_Data records_
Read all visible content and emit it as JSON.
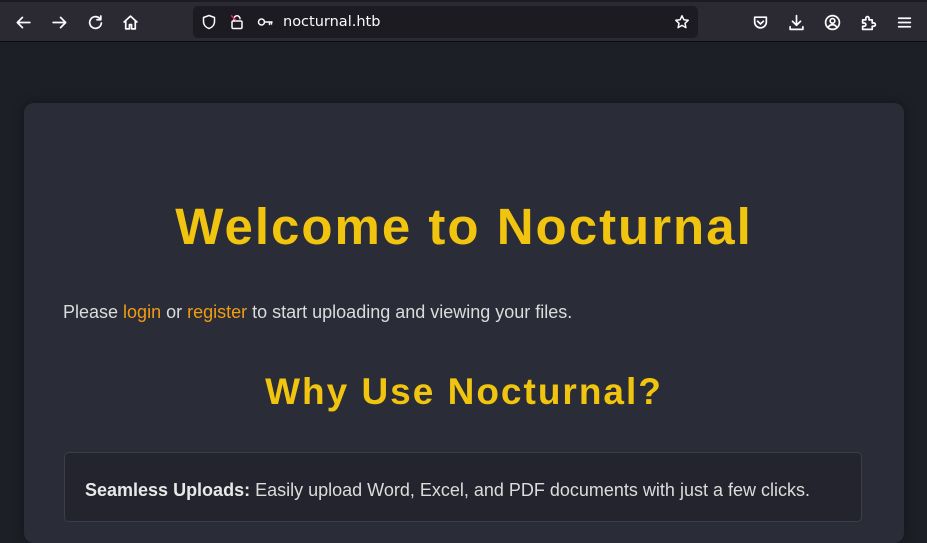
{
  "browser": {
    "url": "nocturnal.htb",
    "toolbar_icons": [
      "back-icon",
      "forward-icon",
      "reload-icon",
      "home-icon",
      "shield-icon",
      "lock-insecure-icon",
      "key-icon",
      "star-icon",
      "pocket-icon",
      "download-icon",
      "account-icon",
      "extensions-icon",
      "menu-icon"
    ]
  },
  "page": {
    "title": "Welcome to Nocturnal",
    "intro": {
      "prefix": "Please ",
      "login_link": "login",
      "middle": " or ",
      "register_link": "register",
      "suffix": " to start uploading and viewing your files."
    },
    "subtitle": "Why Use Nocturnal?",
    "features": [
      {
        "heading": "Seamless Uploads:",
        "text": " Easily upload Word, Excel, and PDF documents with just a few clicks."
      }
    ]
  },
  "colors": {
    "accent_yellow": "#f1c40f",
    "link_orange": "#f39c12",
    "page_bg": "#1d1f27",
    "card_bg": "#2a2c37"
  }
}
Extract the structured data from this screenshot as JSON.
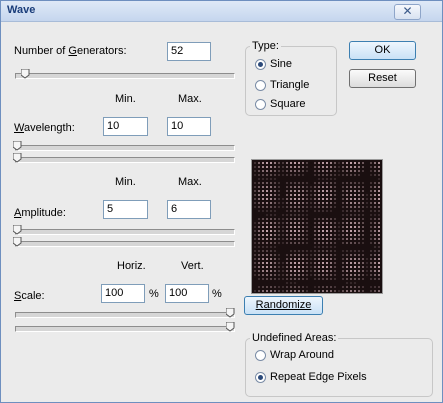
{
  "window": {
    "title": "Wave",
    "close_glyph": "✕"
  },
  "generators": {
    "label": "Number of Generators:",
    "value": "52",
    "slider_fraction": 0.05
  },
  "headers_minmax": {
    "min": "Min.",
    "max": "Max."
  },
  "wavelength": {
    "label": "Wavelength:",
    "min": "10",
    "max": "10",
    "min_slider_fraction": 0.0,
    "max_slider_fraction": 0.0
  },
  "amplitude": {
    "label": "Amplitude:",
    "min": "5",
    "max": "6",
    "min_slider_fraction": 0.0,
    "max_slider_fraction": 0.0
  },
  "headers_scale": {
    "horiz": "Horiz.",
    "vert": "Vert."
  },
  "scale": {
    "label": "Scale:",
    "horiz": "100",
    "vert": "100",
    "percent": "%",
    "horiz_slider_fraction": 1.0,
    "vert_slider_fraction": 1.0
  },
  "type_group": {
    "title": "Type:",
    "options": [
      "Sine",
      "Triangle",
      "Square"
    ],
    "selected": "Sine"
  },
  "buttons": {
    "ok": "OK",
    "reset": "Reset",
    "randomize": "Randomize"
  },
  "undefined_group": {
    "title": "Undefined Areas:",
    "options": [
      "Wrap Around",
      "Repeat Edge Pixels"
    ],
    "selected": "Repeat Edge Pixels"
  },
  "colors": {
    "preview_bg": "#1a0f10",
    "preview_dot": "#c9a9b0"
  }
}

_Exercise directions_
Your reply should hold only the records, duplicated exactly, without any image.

_Exercise answer_
Read all visible content and emit it as JSON.
{
  "browser": {
    "url": "nocturnal.htb",
    "toolbar_icons": [
      "back-icon",
      "forward-icon",
      "reload-icon",
      "home-icon",
      "shield-icon",
      "lock-insecure-icon",
      "key-icon",
      "star-icon",
      "pocket-icon",
      "download-icon",
      "account-icon",
      "extensions-icon",
      "menu-icon"
    ]
  },
  "page": {
    "title": "Welcome to Nocturnal",
    "intro": {
      "prefix": "Please ",
      "login_link": "login",
      "middle": " or ",
      "register_link": "register",
      "suffix": " to start uploading and viewing your files."
    },
    "subtitle": "Why Use Nocturnal?",
    "features": [
      {
        "heading": "Seamless Uploads:",
        "text": " Easily upload Word, Excel, and PDF documents with just a few clicks."
      }
    ]
  },
  "colors": {
    "accent_yellow": "#f1c40f",
    "link_orange": "#f39c12",
    "page_bg": "#1d1f27",
    "card_bg": "#2a2c37"
  }
}
Extract the structured data from this screenshot as JSON.
{
  "window": {
    "title": "Wave",
    "close_glyph": "✕"
  },
  "generators": {
    "label": "Number of Generators:",
    "value": "52",
    "slider_fraction": 0.05
  },
  "headers_minmax": {
    "min": "Min.",
    "max": "Max."
  },
  "wavelength": {
    "label": "Wavelength:",
    "min": "10",
    "max": "10",
    "min_slider_fraction": 0.0,
    "max_slider_fraction": 0.0
  },
  "amplitude": {
    "label": "Amplitude:",
    "min": "5",
    "max": "6",
    "min_slider_fraction": 0.0,
    "max_slider_fraction": 0.0
  },
  "headers_scale": {
    "horiz": "Horiz.",
    "vert": "Vert."
  },
  "scale": {
    "label": "Scale:",
    "horiz": "100",
    "vert": "100",
    "percent": "%",
    "horiz_slider_fraction": 1.0,
    "vert_slider_fraction": 1.0
  },
  "type_group": {
    "title": "Type:",
    "options": [
      "Sine",
      "Triangle",
      "Square"
    ],
    "selected": "Sine"
  },
  "buttons": {
    "ok": "OK",
    "reset": "Reset",
    "randomize": "Randomize"
  },
  "undefined_group": {
    "title": "Undefined Areas:",
    "options": [
      "Wrap Around",
      "Repeat Edge Pixels"
    ],
    "selected": "Repeat Edge Pixels"
  },
  "colors": {
    "preview_bg": "#1a0f10",
    "preview_dot": "#c9a9b0"
  }
}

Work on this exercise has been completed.